Easy to claim crops are organic in Canada
The Canada-Switzerland Organic Equivalency Arrangement will allow for free trade in certified organic products between Canada and Switzerland. But there’s a problem. Swiss authorities require field testing; Canadian authorities do not, according to Mischa Popoff, author about organic production and policy advisor for The Heartland Institute as well as research associate for The Frontier Centre for Public Policy.
The Swiss organic standard stipulates quite clearly that “In case of doubt, the necessary analyses must be carried out.” The Canadian standard meanwhile does not require any testing (analyses), and instead relies completely on the word of the farmer or processor as detailed in the farmer or processor’s own paperwork, Popoff explains.

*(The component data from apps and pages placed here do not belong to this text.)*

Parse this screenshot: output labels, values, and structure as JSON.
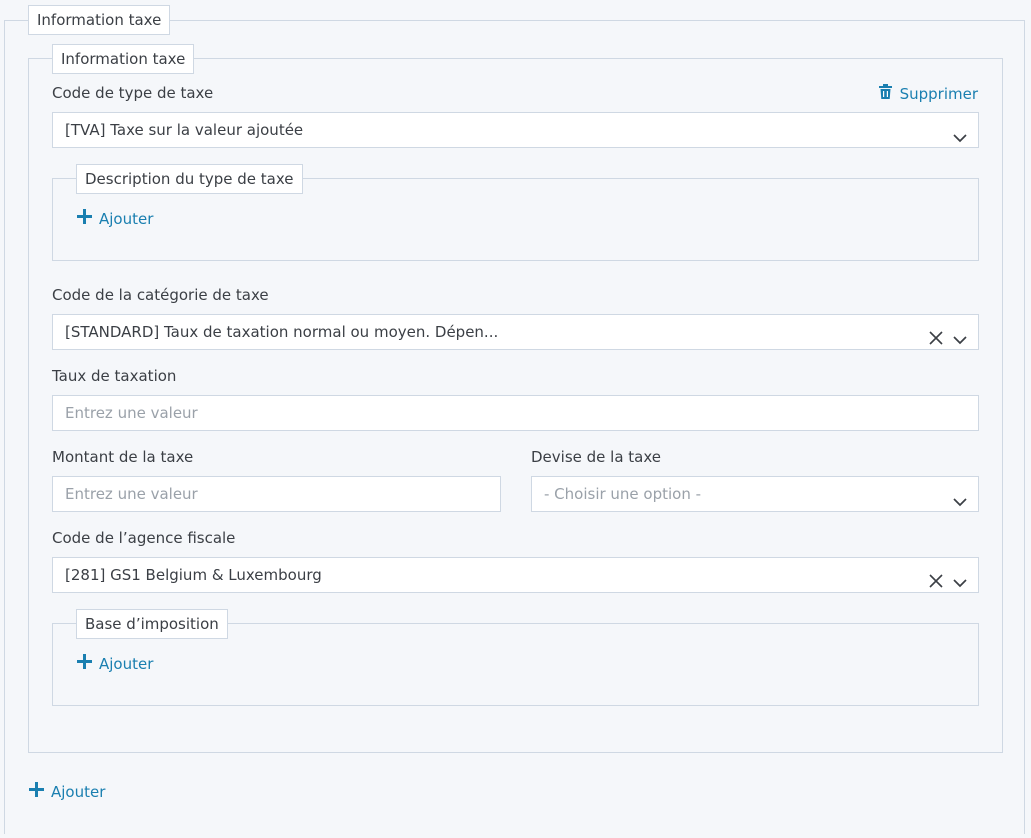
{
  "outer": {
    "legend": "Information taxe",
    "add_label": "Ajouter"
  },
  "inner": {
    "legend": "Information taxe",
    "delete_label": "Supprimer",
    "tax_type_code": {
      "label": "Code de type de taxe",
      "value": "[TVA] Taxe sur la valeur ajoutée"
    },
    "tax_type_description": {
      "legend": "Description du type de taxe",
      "add_label": "Ajouter"
    },
    "tax_category_code": {
      "label": "Code de la catégorie de taxe",
      "value": "[STANDARD] Taux de taxation normal ou moyen. Dépen..."
    },
    "tax_rate": {
      "label": "Taux de taxation",
      "placeholder": "Entrez une valeur"
    },
    "tax_amount": {
      "label": "Montant de la taxe",
      "placeholder": "Entrez une valeur"
    },
    "tax_currency": {
      "label": "Devise de la taxe",
      "placeholder": "- Choisir une option -"
    },
    "tax_agency_code": {
      "label": "Code de l’agence fiscale",
      "value": "[281] GS1 Belgium & Luxembourg"
    },
    "tax_base": {
      "legend": "Base d’imposition",
      "add_label": "Ajouter"
    }
  },
  "colors": {
    "accent": "#1a7fb0",
    "border": "#cfd8e3",
    "background": "#f5f7fa"
  },
  "icons": {
    "chevron": "chevron-down-icon",
    "clear": "close-icon",
    "add": "plus-icon",
    "delete": "trash-icon"
  }
}
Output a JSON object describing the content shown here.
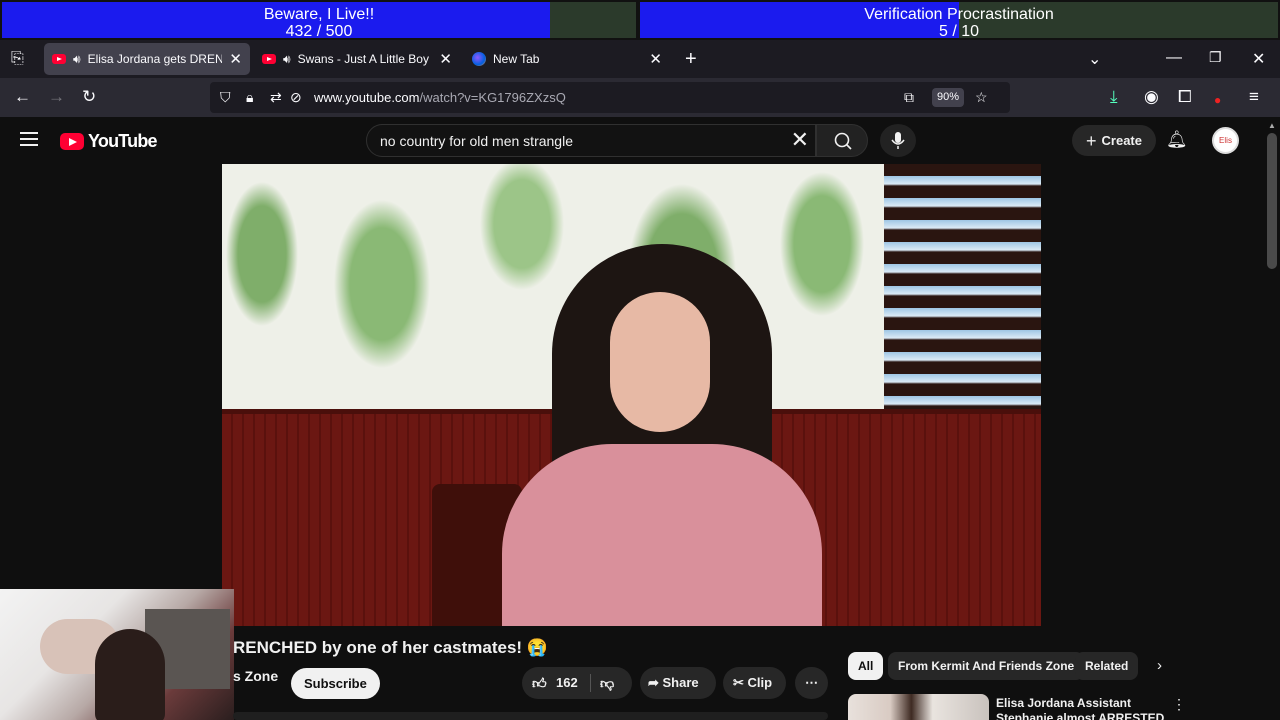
{
  "overlay": {
    "goal1": {
      "title": "Beware, I Live!!",
      "progress": "432 / 500",
      "fraction": 0.864
    },
    "goal2": {
      "title": "Verification Procrastination",
      "progress": "5 / 10",
      "fraction": 0.5
    }
  },
  "browser": {
    "tabs": [
      {
        "title": "Elisa Jordana gets DRENCH",
        "active": true
      },
      {
        "title": "Swans - Just A Little Boy (F",
        "active": false
      },
      {
        "title": "New Tab",
        "active": false
      }
    ],
    "url_host": "www.youtube.com",
    "url_rest": "/watch?v=KG1796ZXzsQ",
    "zoom": "90%"
  },
  "youtube": {
    "logo_text": "YouTube",
    "search_value": "no country for old men strangle",
    "create_label": "Create",
    "avatar_text": "Elis"
  },
  "video": {
    "title": "RENCHED by one of her castmates! 😭",
    "channel": "s Zone",
    "subscribe_label": "Subscribe",
    "likes": "162",
    "share_label": "Share",
    "clip_label": "Clip"
  },
  "recommendations": {
    "chips": [
      "All",
      "From Kermit And Friends Zone",
      "Related"
    ],
    "first_item_title": "Elisa Jordana Assistant Stephanie almost ARRESTED"
  },
  "colors": {
    "overlay_fill": "#1b1bee",
    "yt_red": "#ff0033",
    "page_bg": "#0f0f0f"
  }
}
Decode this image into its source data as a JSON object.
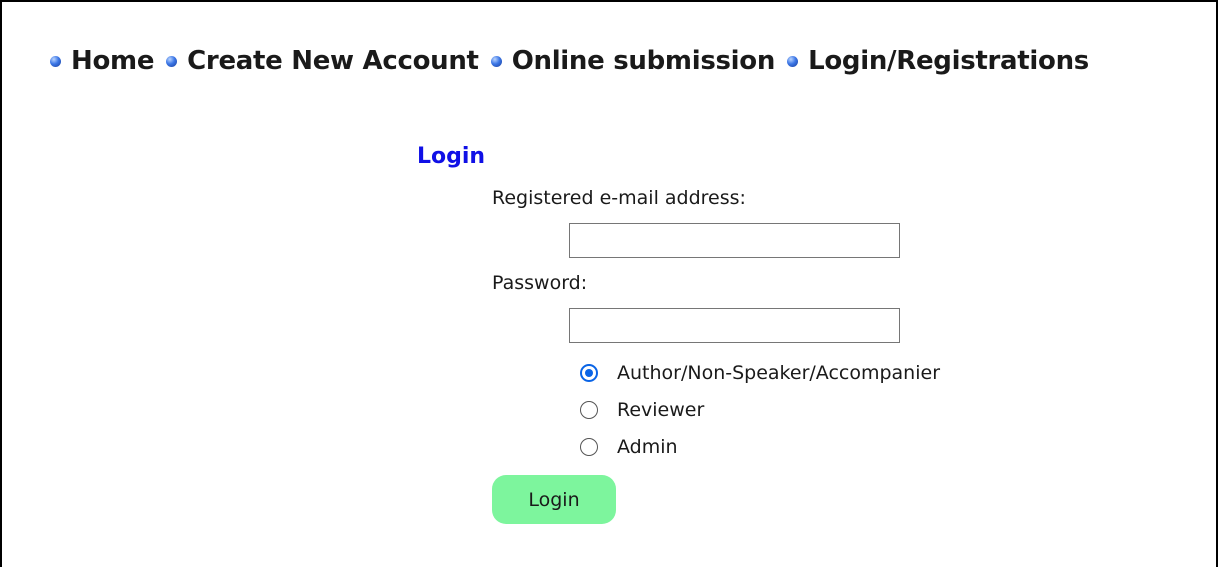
{
  "nav": {
    "items": [
      {
        "label": "Home"
      },
      {
        "label": "Create New Account"
      },
      {
        "label": "Online submission"
      },
      {
        "label": "Login/Registrations"
      }
    ]
  },
  "login_form": {
    "title": "Login",
    "email_label": "Registered e-mail address:",
    "email_value": "",
    "password_label": "Password:",
    "password_value": "",
    "roles": [
      {
        "label": "Author/Non-Speaker/Accompanier",
        "checked": true
      },
      {
        "label": "Reviewer",
        "checked": false
      },
      {
        "label": "Admin",
        "checked": false
      }
    ],
    "submit_label": "Login"
  },
  "colors": {
    "title": "#1010e6",
    "button_bg": "#7df59d",
    "radio_selected": "#0a64e6"
  }
}
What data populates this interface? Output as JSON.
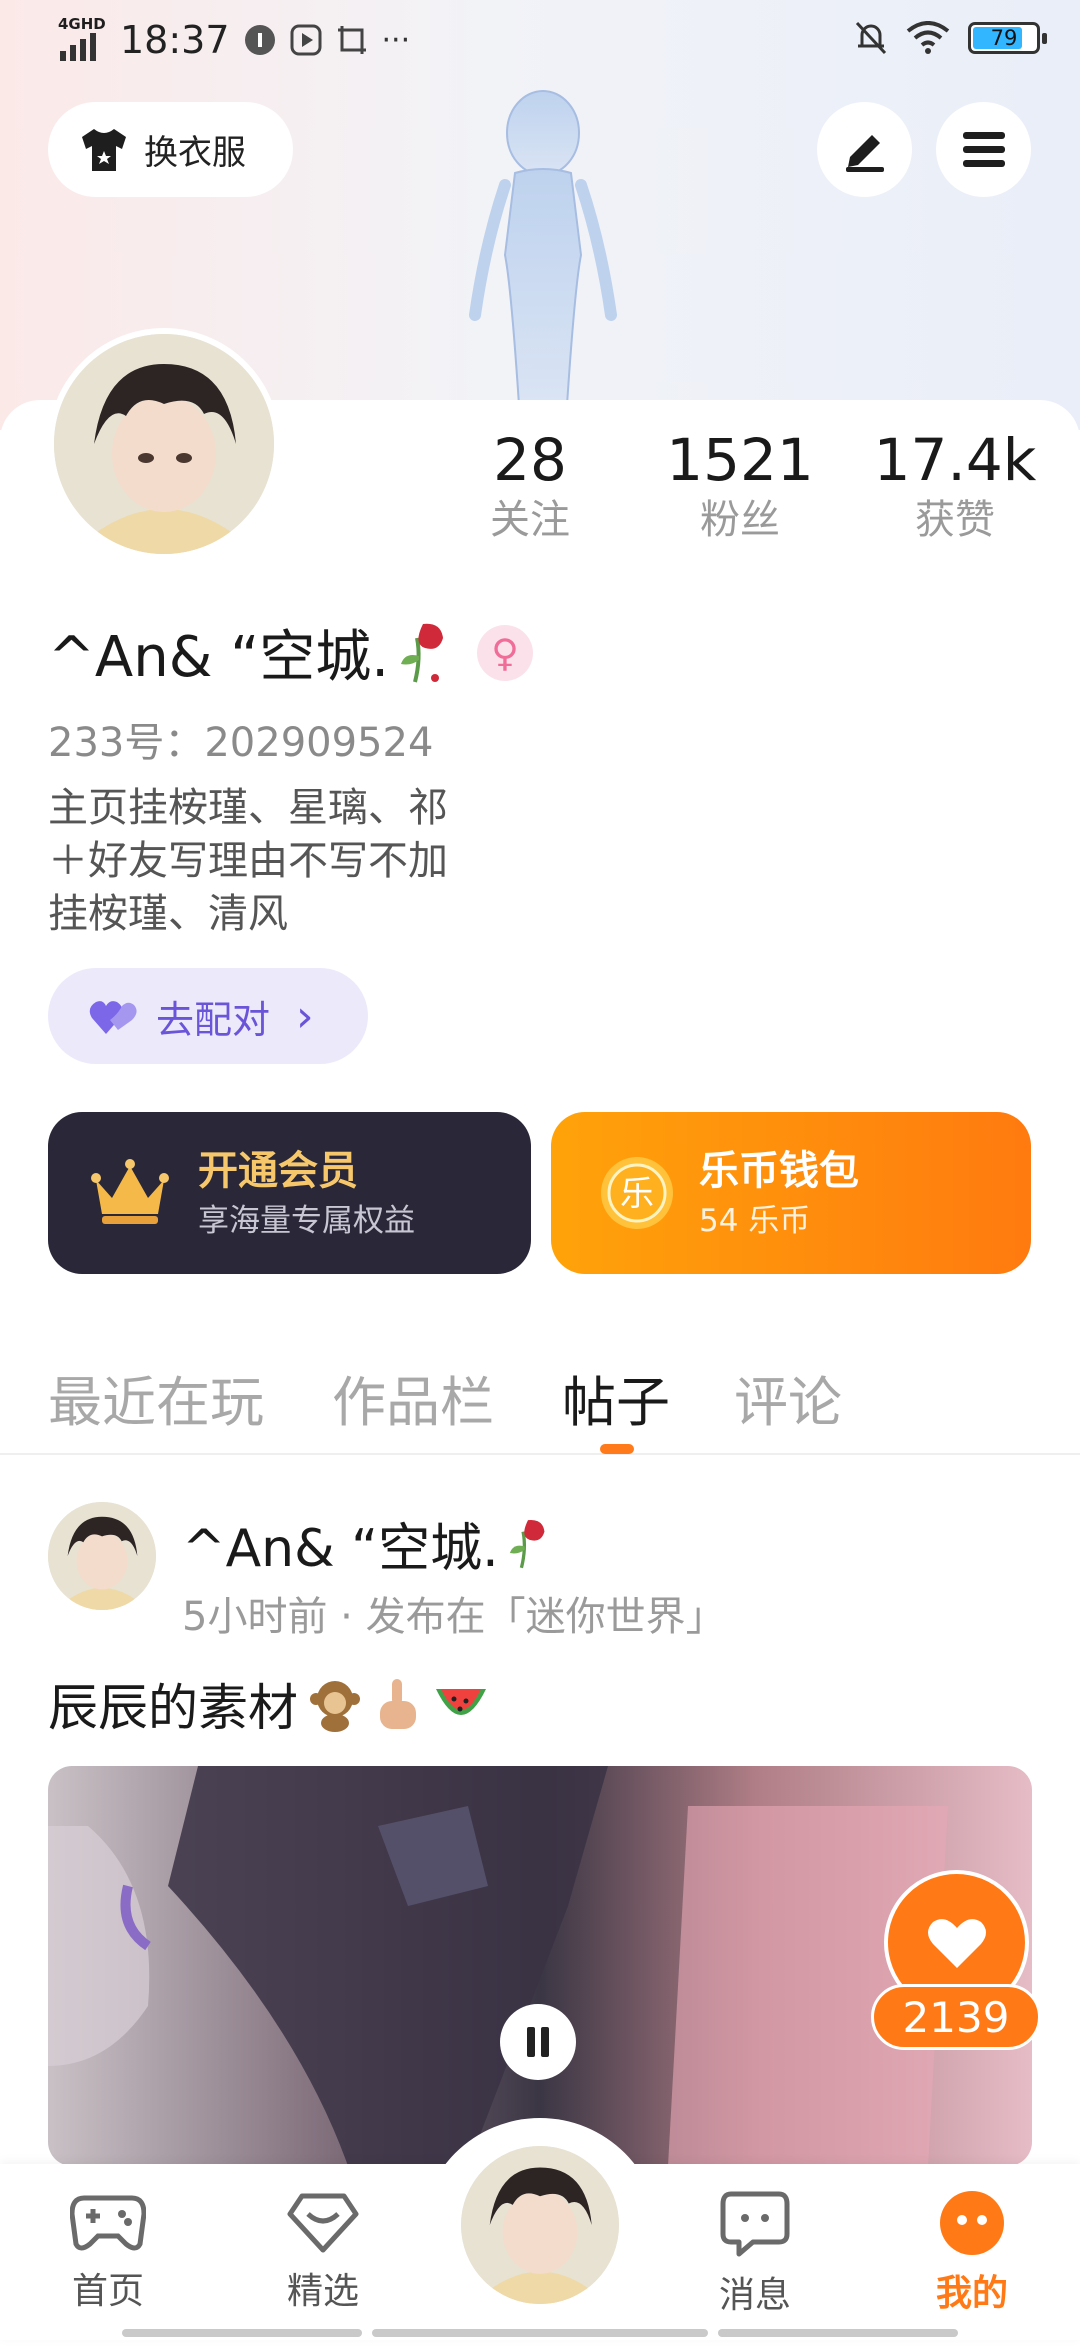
{
  "status_bar": {
    "network": "4GHD",
    "time": "18:37",
    "dots": "···",
    "battery": "79",
    "battery_level": 0.79
  },
  "header": {
    "dress_label": "换衣服"
  },
  "profile": {
    "stats": [
      {
        "value": "28",
        "label": "关注"
      },
      {
        "value": "1521",
        "label": "粉丝"
      },
      {
        "value": "17.4k",
        "label": "获赞"
      }
    ],
    "username": "^An& “空城.",
    "gender_symbol": "♀",
    "uid": "233号：202909524",
    "bio": [
      "主页挂桉瑾、星璃、祁",
      "＋好友写理由不写不加",
      "挂桉瑾、清风"
    ],
    "match_label": "去配对",
    "match_arrow": "›"
  },
  "cards": {
    "vip": {
      "title": "开通会员",
      "subtitle": "享海量专属权益"
    },
    "coin": {
      "title": "乐币钱包",
      "subtitle": "54 乐币",
      "coin_char": "乐"
    }
  },
  "tabs": [
    {
      "label": "最近在玩",
      "active": false
    },
    {
      "label": "作品栏",
      "active": false
    },
    {
      "label": "帖子",
      "active": true
    },
    {
      "label": "评论",
      "active": false
    }
  ],
  "post": {
    "author": "^An& “空城.",
    "meta": "5小时前 · 发布在「迷你世界」",
    "text": "辰辰的素材",
    "likes": "2139"
  },
  "bottom_nav": [
    {
      "label": "首页",
      "icon": "gamepad-icon",
      "active": false
    },
    {
      "label": "精选",
      "icon": "heart-diamond-icon",
      "active": false
    },
    {
      "label": "消息",
      "icon": "chat-icon",
      "active": false
    },
    {
      "label": "我的",
      "icon": "profile-icon",
      "active": true
    }
  ],
  "colors": {
    "accent": "#ff7a16",
    "vip_bg": "#2a2838",
    "vip_gold": "#f7c86b",
    "match_purple": "#6a55d8"
  }
}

“So while the Swiss standard for organic production takes objective, scientific steps to prevent fraud and gross negligence, the Canadian standard invites fraud and gross negligence, and does so the world over,” Popoff complains.
Popoff cannot understand exactly how Canadian authorities ever managed to convince Swiss authorities to enter into an organic equivalency agreement between the two countries, and he wonders if Canadian Agriculture Minister Gerry Ritz has the answer.
“What’s more, as Patrick Moore, Ph.D., and I describe in our full report on the Canadian organic industry, farmers and processors throughout the world are currently being certified under Canada’s organic standard, and in fact provide the lion’s share of the product being certified as ‘Canadian,’” Popoff said.
Canada has similar equivalency agreements with other countries in Europe, and the United States. Like the Swiss standard, European Union and U.S. Department of Agriculture standards for organic production clearly describe how and when testing must take place in order for product to be considered organic.
He asks, “Without so much as a mention of testing in the Canadian standard, how do these equivalency agreements hold up?”
Popoff ends by noting, “The irony is that any farmer or processor anywhere in the world can become certified under Canada’s lax organic standards, which means that a Swiss, EU or American farmer or processor can now actually apply under Canada’s standard, and as long as he maintains his paperwork, can gain access to his own (national) market as readily as any other organic farmer or processor in his country who adheres to that country’s much more stringent, scientific standard.”